Each Christmas season, a snippet of Scripture or a line from a hymn will worm its way into my psyche. This year it is the words of the priest Zechariah, sung to his son, John, who would be the Baptist. Zechariah has prophesied the coming Messiah and now describes his infant son’s future and proclaims the impact of the coming Messiah.

“And you, child, will be called the prophet of the Most High; for you will go before the Lord to prepare his ways, to give knowledge of salvation to his people by the forgiveness of their sins. By the tender mercy of our God, the dawn from on high will break upon us, to give light to those who sit in darkness and in the shadow of death, to guide our feet into the way of peace.”
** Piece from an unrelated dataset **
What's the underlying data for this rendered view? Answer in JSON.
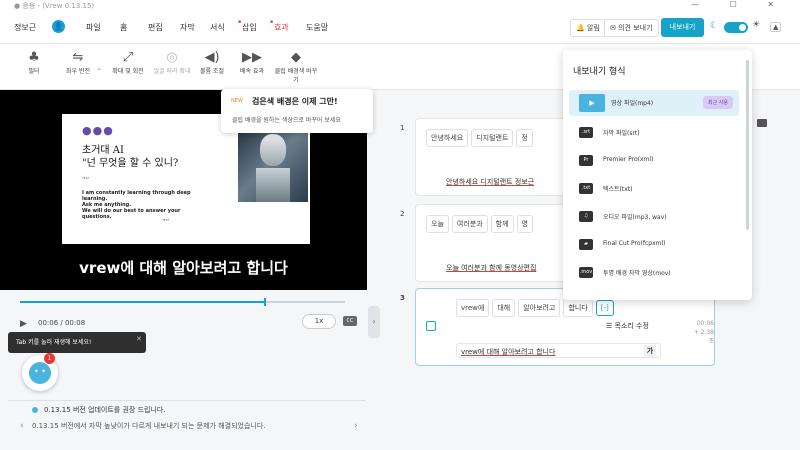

“The dawn from on high will break upon us…”

The dawn breaks in my mind’s eye like aurora borealis. Promised light in the darkness. Hope amid worry, fretfulness, despair, overwhelm. A horizon-wide, light-filled reminder that God is God. God is God revealed to us in the tenderness of an infant whose arrival moves shepherds and kings to leave their work to come and see.

This light breaks into the lived experience and reality of darkness.

A friend said recently: “It feels different. The world feels different.”

A colleague said: “We lost more people to COVID than to WWI and WWII combined. It took decades to recover from those wars. And for some reason we expect to bounce back from pandemic as if nothing happened.”

Both are admitting an important truth. We are struggling to admit when we are still struggling because we see reasons for hope all around us. We hesitate to ask for help when we think that everything should be fine.

But as the darkness deepens, our spirits catch up with the pace of our lives and remind us that the darkness invites us to some soul tending. The deep darkness of Advent reminds us that we are human beings, we grow weary and uncertain. We strive for “normal” seemingly against all odds. Assuming that our lives are supposed to look like something. But who decides what that something is?

As we move through Advent, sit in the darkness and breathe. Just breathe. Remind yourself, whether your life is swimming along just fine or you feel like you are barely holding it together, you are held tenderly by God. Tenderly and eternally, peacefully and powerfully, you are held. Luke reminds us that in God, we live and move and have our being. All of our being. Even, or perhaps especially, in the darkness.

How does a weary world rejoice? Maybe by meeting God in the darkness. Knowing that in God we find assurance in the promise fulfilled—the Messiah—who we know and worship, who breaks like the dawn from on high, giving us light and guiding us into peace.

In Spirit breath and holy darkness,

Pastor Chris